===== DATA PROVIDED =====

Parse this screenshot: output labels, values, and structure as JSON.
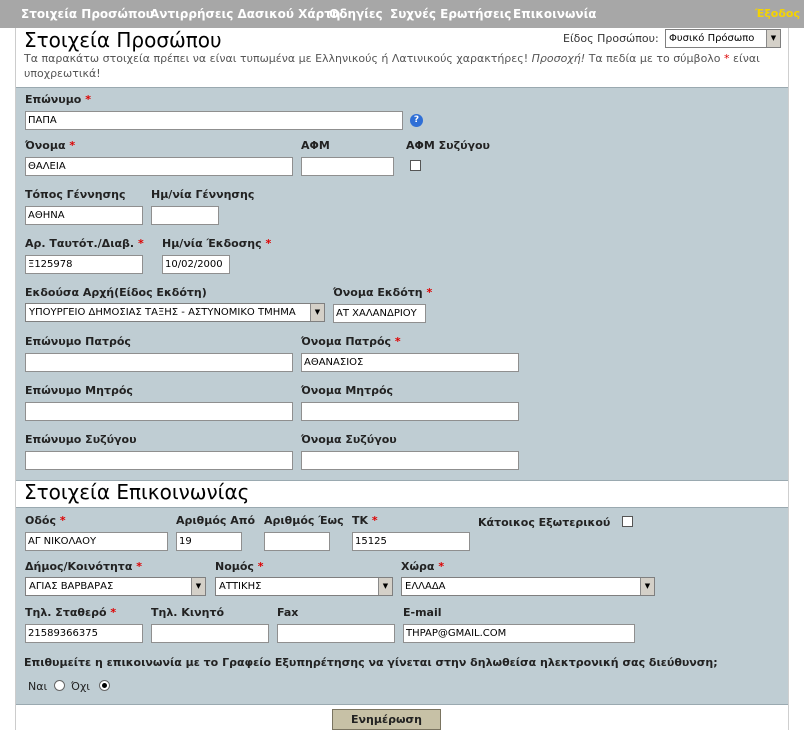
{
  "nav": {
    "items": [
      "Στοιχεία Προσώπου",
      "Αντιρρήσεις Δασικού Χάρτη",
      "Οδηγίες",
      "Συχνές Ερωτήσεις",
      "Επικοινωνία"
    ],
    "exit": "Έξοδος"
  },
  "person": {
    "title": "Στοιχεία Προσώπου",
    "type_label": "Είδος Προσώπου:",
    "type_value": "Φυσικό Πρόσωπο",
    "note_start": "Τα παρακάτω στοιχεία πρέπει να είναι τυπωμένα με Ελληνικούς ή Λατινικούς χαρακτήρες!",
    "note_em": "Προσοχή!",
    "note_mid": "Τα πεδία με το σύμβολο",
    "note_star": "*",
    "note_end": "είναι υποχρεωτικά!",
    "labels": {
      "surname": "Επώνυμο",
      "name": "Όνομα",
      "afm": "ΑΦΜ",
      "afm_spouse": "ΑΦΜ Συζύγου",
      "birthplace": "Τόπος Γέννησης",
      "birthdate": "Ημ/νία Γέννησης",
      "id_number": "Αρ. Ταυτότ./Διαβ.",
      "issue_date": "Ημ/νία Έκδοσης",
      "issuer_type": "Εκδούσα Αρχή(Είδος Εκδότη)",
      "issuer_name": "Όνομα Εκδότη",
      "father_surname": "Επώνυμο Πατρός",
      "father_name": "Όνομα Πατρός",
      "mother_surname": "Επώνυμο Μητρός",
      "mother_name": "Όνομα Μητρός",
      "spouse_surname": "Επώνυμο Συζύγου",
      "spouse_name": "Όνομα Συζύγου"
    },
    "values": {
      "surname": "ΠΑΠΑ",
      "name": "ΘΑΛΕΙΑ",
      "afm": "",
      "birthplace": "ΑΘΗΝΑ",
      "birthdate": "",
      "id_number": "Ξ125978",
      "issue_date": "10/02/2000",
      "issuer_type": "ΥΠΟΥΡΓΕΙΟ ΔΗΜΟΣΙΑΣ ΤΑΞΗΣ - ΑΣΤΥΝΟΜΙΚΟ ΤΜΗΜΑ",
      "issuer_name": "ΑΤ ΧΑΛΑΝΔΡΙΟΥ",
      "father_surname": "",
      "father_name": "ΑΘΑΝΑΣΙΟΣ",
      "mother_surname": "",
      "mother_name": "",
      "spouse_surname": "",
      "spouse_name": ""
    },
    "required_mark": "*",
    "help_glyph": "?"
  },
  "contact": {
    "title": "Στοιχεία Επικοινωνίας",
    "labels": {
      "street": "Οδός",
      "number_from": "Αριθμός Από",
      "number_to": "Αριθμός Έως",
      "zip": "ΤΚ",
      "abroad": "Κάτοικος Εξωτερικού",
      "municipality": "Δήμος/Κοινότητα",
      "prefecture": "Νομός",
      "country": "Χώρα",
      "phone": "Τηλ. Σταθερό",
      "mobile": "Τηλ. Κινητό",
      "fax": "Fax",
      "email": "E-mail"
    },
    "values": {
      "street": "ΑΓ ΝΙΚΟΛΑΟΥ",
      "number_from": "19",
      "number_to": "",
      "zip": "15125",
      "municipality": "ΑΓΙΑΣ ΒΑΡΒΑΡΑΣ",
      "prefecture": "ΑΤΤΙΚΗΣ",
      "country": "ΕΛΛΑΔΑ",
      "phone": "21589366375",
      "mobile": "",
      "fax": "",
      "email": "THPAP@GMAIL.COM"
    },
    "question": "Επιθυμείτε η επικοινωνία με το Γραφείο Εξυπηρέτησης να γίνεται στην δηλωθείσα ηλεκτρονική σας διεύθυνση;",
    "yes": "Ναι",
    "no": "Όχι",
    "selected": "Όχι"
  },
  "submit_label": "Ενημέρωση"
}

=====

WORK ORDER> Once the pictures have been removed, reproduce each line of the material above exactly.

FINISHED TASK>
Parse this screenshot: output labels, values, and structure as JSON.
{
  "nav": {
    "items": [
      "Στοιχεία Προσώπου",
      "Αντιρρήσεις Δασικού Χάρτη",
      "Οδηγίες",
      "Συχνές Ερωτήσεις",
      "Επικοινωνία"
    ],
    "exit": "Έξοδος"
  },
  "person": {
    "title": "Στοιχεία Προσώπου",
    "type_label": "Είδος Προσώπου:",
    "type_value": "Φυσικό Πρόσωπο",
    "note_start": "Τα παρακάτω στοιχεία πρέπει να είναι τυπωμένα με Ελληνικούς ή Λατινικούς χαρακτήρες!",
    "note_em": "Προσοχή!",
    "note_mid": "Τα πεδία με το σύμβολο",
    "note_star": "*",
    "note_end": "είναι υποχρεωτικά!",
    "labels": {
      "surname": "Επώνυμο",
      "name": "Όνομα",
      "afm": "ΑΦΜ",
      "afm_spouse": "ΑΦΜ Συζύγου",
      "birthplace": "Τόπος Γέννησης",
      "birthdate": "Ημ/νία Γέννησης",
      "id_number": "Αρ. Ταυτότ./Διαβ.",
      "issue_date": "Ημ/νία Έκδοσης",
      "issuer_type": "Εκδούσα Αρχή(Είδος Εκδότη)",
      "issuer_name": "Όνομα Εκδότη",
      "father_surname": "Επώνυμο Πατρός",
      "father_name": "Όνομα Πατρός",
      "mother_surname": "Επώνυμο Μητρός",
      "mother_name": "Όνομα Μητρός",
      "spouse_surname": "Επώνυμο Συζύγου",
      "spouse_name": "Όνομα Συζύγου"
    },
    "values": {
      "surname": "ΠΑΠΑ",
      "name": "ΘΑΛΕΙΑ",
      "afm": "",
      "birthplace": "ΑΘΗΝΑ",
      "birthdate": "",
      "id_number": "Ξ125978",
      "issue_date": "10/02/2000",
      "issuer_type": "ΥΠΟΥΡΓΕΙΟ ΔΗΜΟΣΙΑΣ ΤΑΞΗΣ - ΑΣΤΥΝΟΜΙΚΟ ΤΜΗΜΑ",
      "issuer_name": "ΑΤ ΧΑΛΑΝΔΡΙΟΥ",
      "father_surname": "",
      "father_name": "ΑΘΑΝΑΣΙΟΣ",
      "mother_surname": "",
      "mother_name": "",
      "spouse_surname": "",
      "spouse_name": ""
    },
    "required_mark": "*",
    "help_glyph": "?"
  },
  "contact": {
    "title": "Στοιχεία Επικοινωνίας",
    "labels": {
      "street": "Οδός",
      "number_from": "Αριθμός Από",
      "number_to": "Αριθμός Έως",
      "zip": "ΤΚ",
      "abroad": "Κάτοικος Εξωτερικού",
      "municipality": "Δήμος/Κοινότητα",
      "prefecture": "Νομός",
      "country": "Χώρα",
      "phone": "Τηλ. Σταθερό",
      "mobile": "Τηλ. Κινητό",
      "fax": "Fax",
      "email": "E-mail"
    },
    "values": {
      "street": "ΑΓ ΝΙΚΟΛΑΟΥ",
      "number_from": "19",
      "number_to": "",
      "zip": "15125",
      "municipality": "ΑΓΙΑΣ ΒΑΡΒΑΡΑΣ",
      "prefecture": "ΑΤΤΙΚΗΣ",
      "country": "ΕΛΛΑΔΑ",
      "phone": "21589366375",
      "mobile": "",
      "fax": "",
      "email": "THPAP@GMAIL.COM"
    },
    "question": "Επιθυμείτε η επικοινωνία με το Γραφείο Εξυπηρέτησης να γίνεται στην δηλωθείσα ηλεκτρονική σας διεύθυνση;",
    "yes": "Ναι",
    "no": "Όχι",
    "selected": "Όχι"
  },
  "submit_label": "Ενημέρωση"
}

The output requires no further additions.